--- Record extracts Enclosed Below ---

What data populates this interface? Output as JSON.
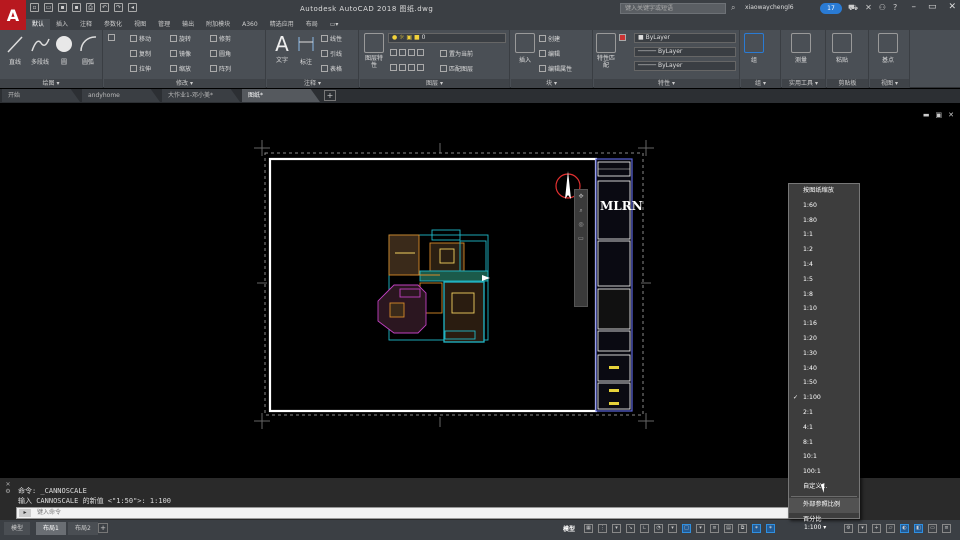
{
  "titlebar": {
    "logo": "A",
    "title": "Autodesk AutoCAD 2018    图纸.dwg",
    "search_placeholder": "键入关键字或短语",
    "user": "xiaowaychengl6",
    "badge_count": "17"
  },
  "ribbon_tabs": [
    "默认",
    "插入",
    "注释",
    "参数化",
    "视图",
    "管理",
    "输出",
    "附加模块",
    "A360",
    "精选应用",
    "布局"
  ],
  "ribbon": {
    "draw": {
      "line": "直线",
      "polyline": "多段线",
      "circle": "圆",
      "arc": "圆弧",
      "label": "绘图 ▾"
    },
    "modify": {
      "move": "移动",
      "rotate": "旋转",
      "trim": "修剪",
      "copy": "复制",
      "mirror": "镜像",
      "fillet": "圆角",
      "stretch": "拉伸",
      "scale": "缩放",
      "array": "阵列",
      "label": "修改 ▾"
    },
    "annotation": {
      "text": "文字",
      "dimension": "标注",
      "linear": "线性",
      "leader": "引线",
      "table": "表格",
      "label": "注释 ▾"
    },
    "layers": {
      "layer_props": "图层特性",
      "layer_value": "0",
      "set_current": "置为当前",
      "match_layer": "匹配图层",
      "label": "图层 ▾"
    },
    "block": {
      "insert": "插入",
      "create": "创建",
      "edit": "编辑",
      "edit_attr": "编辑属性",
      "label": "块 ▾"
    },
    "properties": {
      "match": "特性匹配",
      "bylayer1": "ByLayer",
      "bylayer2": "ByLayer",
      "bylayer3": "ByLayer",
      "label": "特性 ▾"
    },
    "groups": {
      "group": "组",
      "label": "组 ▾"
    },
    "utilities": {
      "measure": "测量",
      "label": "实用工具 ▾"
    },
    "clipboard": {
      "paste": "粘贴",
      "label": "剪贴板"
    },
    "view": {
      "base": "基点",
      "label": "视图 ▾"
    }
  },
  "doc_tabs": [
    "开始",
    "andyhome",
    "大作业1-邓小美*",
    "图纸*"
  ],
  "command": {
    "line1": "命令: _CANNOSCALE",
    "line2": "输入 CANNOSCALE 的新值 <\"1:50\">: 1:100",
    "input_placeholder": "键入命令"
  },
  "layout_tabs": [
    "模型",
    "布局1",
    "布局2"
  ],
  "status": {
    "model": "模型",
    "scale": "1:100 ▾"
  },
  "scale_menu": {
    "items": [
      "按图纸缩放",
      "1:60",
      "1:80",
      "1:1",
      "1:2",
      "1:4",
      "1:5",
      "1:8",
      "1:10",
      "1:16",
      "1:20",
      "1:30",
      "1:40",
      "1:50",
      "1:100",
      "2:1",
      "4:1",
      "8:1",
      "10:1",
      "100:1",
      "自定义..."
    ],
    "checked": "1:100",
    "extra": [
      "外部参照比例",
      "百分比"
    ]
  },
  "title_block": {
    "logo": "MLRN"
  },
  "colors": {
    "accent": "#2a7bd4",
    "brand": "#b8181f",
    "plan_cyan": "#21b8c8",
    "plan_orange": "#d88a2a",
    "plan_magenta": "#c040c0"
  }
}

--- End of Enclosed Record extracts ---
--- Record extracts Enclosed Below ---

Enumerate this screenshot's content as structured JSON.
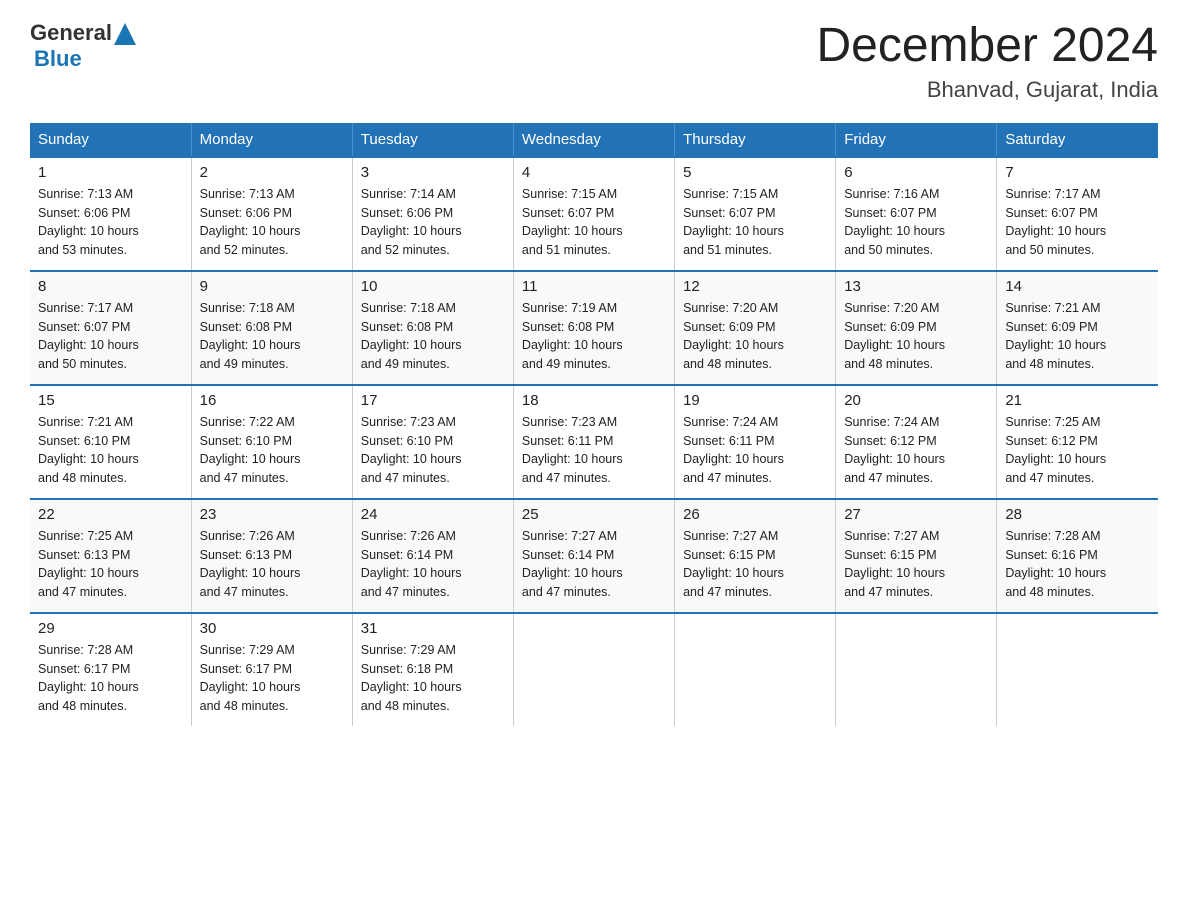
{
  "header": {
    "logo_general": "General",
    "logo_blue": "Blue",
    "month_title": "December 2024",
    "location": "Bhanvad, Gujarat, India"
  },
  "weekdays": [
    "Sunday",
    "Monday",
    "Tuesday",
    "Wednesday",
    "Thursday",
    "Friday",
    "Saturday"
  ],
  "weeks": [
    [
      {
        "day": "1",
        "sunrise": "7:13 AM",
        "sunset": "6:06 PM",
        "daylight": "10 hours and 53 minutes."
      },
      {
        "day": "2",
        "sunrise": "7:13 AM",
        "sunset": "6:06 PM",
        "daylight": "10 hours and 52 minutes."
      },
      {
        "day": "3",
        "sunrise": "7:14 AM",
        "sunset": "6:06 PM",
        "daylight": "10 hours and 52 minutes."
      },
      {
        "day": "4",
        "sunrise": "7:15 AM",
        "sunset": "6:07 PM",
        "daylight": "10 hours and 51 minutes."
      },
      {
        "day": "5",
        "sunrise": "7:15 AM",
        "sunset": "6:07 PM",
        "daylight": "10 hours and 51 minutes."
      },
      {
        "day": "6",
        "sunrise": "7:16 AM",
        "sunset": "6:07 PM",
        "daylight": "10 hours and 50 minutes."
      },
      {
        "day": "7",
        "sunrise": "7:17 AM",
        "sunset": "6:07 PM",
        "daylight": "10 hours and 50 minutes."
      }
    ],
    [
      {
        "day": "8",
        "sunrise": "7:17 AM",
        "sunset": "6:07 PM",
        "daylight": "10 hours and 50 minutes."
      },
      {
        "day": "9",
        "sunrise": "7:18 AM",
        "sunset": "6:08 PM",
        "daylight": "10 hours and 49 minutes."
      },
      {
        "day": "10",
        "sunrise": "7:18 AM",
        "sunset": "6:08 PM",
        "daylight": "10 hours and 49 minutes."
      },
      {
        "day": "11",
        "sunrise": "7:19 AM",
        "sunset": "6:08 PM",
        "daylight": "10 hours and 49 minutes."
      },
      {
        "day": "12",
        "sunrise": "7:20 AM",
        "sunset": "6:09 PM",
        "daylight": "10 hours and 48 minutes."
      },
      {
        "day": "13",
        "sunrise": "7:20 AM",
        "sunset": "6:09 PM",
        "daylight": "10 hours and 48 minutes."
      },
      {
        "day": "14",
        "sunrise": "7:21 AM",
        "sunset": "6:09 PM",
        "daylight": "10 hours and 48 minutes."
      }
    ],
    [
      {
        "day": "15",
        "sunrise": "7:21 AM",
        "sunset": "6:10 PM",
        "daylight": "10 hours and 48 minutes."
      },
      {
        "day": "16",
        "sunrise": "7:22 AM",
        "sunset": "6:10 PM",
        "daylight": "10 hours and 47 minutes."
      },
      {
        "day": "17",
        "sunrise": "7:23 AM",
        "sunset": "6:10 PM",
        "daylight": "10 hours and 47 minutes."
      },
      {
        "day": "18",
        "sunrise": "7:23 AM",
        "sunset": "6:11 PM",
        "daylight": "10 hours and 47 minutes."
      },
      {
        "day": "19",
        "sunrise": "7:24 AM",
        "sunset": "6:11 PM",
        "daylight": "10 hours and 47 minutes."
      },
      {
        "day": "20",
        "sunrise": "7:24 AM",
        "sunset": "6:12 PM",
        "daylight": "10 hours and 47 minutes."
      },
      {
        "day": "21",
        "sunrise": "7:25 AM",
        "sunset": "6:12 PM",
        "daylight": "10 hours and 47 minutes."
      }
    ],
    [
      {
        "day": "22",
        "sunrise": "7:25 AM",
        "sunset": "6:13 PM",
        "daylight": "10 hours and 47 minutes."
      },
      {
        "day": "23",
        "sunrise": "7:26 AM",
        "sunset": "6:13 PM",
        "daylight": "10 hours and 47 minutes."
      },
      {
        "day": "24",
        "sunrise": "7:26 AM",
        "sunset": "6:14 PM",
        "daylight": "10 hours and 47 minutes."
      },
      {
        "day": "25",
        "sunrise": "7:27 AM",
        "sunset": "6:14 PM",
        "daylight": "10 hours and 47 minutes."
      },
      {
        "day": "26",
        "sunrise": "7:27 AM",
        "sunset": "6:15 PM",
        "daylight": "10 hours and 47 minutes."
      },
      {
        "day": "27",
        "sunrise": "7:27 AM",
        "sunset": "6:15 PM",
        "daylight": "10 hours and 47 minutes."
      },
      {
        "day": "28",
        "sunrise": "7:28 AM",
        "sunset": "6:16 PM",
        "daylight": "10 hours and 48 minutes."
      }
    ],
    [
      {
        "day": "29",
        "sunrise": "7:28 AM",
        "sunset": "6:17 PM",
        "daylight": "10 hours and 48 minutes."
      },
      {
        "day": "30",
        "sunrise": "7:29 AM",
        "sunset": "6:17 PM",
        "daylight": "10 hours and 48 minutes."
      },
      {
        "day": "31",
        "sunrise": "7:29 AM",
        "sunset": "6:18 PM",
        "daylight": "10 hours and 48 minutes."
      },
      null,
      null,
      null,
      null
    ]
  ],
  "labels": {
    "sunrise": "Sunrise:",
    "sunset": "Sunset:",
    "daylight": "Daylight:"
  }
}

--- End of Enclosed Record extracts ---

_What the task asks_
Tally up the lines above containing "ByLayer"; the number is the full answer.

_Task result_
3